WORK TO COMPLETE:
Check every line below for the word "Theme" and copy each one that has it.

===== RECORDS PROVIDED =====

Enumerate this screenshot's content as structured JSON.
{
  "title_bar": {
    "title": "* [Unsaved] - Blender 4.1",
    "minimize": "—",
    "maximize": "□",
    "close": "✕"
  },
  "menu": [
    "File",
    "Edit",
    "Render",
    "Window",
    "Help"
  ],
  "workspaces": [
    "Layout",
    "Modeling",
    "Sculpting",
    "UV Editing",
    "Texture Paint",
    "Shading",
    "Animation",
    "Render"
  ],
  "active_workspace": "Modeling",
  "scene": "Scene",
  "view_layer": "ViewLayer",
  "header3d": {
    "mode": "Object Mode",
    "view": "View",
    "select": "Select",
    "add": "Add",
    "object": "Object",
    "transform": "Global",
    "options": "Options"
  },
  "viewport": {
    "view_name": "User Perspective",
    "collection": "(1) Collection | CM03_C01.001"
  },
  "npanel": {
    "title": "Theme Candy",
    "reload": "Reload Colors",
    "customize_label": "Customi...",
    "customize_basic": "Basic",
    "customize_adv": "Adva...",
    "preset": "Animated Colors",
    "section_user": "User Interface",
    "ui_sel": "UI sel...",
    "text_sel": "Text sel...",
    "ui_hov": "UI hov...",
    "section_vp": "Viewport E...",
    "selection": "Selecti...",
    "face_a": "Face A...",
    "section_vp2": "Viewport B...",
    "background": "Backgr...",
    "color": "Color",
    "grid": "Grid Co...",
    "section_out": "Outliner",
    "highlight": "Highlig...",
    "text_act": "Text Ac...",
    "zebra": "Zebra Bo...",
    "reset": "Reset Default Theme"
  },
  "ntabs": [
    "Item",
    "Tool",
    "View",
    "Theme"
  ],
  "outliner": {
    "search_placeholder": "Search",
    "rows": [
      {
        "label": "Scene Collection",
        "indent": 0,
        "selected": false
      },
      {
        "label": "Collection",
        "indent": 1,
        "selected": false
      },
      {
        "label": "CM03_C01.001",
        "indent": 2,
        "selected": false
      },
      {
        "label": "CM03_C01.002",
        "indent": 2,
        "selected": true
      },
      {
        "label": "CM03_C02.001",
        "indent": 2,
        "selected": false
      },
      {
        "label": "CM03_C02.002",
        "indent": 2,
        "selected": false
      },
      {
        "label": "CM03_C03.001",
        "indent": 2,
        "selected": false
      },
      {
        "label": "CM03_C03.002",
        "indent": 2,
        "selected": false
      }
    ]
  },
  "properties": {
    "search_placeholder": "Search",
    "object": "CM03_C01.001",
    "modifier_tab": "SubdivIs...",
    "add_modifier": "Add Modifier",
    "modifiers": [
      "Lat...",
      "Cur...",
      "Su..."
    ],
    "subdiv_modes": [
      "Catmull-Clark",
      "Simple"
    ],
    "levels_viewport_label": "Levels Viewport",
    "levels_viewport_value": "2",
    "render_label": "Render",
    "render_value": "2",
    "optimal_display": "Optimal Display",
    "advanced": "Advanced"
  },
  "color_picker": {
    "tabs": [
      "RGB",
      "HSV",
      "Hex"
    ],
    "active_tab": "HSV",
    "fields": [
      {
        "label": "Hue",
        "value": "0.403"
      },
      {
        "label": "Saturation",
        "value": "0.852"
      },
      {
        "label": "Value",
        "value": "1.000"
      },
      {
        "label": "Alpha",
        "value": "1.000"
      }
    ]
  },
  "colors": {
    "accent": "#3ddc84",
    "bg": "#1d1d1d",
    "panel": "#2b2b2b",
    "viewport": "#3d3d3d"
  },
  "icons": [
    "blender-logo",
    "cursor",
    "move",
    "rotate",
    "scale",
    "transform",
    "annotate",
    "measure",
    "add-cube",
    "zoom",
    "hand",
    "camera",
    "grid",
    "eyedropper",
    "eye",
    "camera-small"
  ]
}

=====
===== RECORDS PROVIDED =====

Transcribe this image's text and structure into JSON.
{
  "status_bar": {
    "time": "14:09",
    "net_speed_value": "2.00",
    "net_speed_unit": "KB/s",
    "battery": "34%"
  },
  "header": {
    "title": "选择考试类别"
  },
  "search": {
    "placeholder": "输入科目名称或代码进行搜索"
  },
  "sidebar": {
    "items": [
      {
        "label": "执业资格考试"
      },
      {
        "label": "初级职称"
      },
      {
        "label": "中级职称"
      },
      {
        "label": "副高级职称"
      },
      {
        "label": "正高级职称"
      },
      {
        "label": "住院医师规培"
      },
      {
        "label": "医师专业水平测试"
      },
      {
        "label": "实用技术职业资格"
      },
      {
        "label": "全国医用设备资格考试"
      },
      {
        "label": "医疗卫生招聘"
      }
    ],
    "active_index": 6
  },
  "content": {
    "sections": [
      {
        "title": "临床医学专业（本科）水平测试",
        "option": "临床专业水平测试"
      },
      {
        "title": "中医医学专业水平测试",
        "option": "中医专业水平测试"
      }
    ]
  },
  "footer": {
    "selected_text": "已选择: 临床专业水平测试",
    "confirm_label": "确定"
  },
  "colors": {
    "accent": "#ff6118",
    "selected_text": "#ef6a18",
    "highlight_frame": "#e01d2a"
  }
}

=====

PROBLEM SOLUTION:
    "title": "Theme Candy",
    "reset": "Reset Default Theme"
    "Theme"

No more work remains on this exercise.